=== Begin Enclosure ===
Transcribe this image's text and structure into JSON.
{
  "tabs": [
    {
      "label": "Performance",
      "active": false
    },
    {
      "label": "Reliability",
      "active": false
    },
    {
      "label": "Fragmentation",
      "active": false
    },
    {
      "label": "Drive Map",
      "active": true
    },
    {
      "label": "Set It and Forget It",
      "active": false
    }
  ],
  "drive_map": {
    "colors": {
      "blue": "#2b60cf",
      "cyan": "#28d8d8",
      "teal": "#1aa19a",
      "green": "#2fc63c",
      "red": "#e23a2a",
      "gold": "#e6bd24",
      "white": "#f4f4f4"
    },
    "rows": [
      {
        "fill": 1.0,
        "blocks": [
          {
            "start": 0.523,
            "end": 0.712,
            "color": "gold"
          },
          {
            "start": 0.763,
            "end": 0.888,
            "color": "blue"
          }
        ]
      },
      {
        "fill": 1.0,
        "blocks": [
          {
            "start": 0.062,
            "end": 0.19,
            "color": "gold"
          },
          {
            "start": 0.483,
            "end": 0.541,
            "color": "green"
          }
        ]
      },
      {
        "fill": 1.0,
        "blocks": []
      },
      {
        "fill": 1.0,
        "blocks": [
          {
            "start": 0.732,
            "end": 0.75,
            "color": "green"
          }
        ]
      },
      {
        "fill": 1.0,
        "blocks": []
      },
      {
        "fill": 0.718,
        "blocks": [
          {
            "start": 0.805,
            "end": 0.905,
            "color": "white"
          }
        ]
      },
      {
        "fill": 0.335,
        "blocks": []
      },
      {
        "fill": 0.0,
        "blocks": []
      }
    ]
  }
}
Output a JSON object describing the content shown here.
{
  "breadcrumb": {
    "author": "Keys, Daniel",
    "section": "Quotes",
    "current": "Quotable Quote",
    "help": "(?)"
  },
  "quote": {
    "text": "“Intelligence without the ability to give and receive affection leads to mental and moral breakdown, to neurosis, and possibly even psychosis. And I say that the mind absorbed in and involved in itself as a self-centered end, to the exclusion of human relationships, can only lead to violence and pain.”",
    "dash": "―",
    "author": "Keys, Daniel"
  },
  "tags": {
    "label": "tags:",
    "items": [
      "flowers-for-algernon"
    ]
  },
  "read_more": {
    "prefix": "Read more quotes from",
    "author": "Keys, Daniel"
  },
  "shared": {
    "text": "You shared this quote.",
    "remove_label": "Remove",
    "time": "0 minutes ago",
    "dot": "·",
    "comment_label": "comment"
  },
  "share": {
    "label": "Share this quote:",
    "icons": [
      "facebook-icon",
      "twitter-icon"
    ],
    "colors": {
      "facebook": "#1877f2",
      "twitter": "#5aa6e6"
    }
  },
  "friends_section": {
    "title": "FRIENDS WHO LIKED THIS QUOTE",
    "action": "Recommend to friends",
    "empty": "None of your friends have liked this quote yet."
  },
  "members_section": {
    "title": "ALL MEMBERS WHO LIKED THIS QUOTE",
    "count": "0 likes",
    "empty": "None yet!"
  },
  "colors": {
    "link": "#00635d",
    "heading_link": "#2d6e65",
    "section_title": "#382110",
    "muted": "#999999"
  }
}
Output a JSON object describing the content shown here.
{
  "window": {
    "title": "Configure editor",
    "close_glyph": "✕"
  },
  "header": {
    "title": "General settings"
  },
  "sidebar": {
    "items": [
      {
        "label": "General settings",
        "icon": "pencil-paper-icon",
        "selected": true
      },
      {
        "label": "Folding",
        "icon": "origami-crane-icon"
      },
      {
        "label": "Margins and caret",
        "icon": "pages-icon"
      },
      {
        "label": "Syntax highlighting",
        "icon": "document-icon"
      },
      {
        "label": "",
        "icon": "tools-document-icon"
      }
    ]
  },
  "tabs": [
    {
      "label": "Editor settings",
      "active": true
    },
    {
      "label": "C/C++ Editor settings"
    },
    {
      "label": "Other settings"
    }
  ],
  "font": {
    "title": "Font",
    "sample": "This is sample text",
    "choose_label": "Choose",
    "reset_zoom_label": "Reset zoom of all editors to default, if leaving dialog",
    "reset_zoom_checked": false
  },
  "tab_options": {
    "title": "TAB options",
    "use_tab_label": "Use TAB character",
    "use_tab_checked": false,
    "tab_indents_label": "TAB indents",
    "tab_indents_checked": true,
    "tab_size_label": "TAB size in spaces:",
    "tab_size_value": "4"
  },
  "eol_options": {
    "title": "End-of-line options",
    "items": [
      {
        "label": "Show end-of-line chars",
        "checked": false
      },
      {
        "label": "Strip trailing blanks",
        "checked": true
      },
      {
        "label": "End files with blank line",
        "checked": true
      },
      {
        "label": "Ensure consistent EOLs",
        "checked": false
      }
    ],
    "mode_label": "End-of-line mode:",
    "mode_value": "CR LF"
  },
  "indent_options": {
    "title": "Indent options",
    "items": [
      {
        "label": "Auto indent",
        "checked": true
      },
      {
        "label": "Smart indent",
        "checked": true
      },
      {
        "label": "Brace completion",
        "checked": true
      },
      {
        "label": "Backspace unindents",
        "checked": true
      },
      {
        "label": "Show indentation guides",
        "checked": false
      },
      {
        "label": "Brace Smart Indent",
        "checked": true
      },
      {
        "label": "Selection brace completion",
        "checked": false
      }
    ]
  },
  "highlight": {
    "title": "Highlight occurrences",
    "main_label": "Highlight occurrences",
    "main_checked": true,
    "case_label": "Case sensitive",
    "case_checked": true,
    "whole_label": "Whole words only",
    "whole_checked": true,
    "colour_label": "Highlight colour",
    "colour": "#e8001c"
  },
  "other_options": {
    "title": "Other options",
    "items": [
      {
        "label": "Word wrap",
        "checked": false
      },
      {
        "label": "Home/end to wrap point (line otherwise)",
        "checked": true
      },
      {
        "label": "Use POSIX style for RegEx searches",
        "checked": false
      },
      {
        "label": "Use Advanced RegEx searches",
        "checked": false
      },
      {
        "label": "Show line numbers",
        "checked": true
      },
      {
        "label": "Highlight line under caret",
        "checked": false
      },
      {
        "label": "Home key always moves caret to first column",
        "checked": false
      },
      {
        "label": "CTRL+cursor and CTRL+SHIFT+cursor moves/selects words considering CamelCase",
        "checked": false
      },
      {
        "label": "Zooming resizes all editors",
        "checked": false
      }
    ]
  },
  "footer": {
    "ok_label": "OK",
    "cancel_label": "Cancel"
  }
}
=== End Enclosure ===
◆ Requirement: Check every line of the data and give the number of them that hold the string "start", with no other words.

◆ Solution to this exercise: 6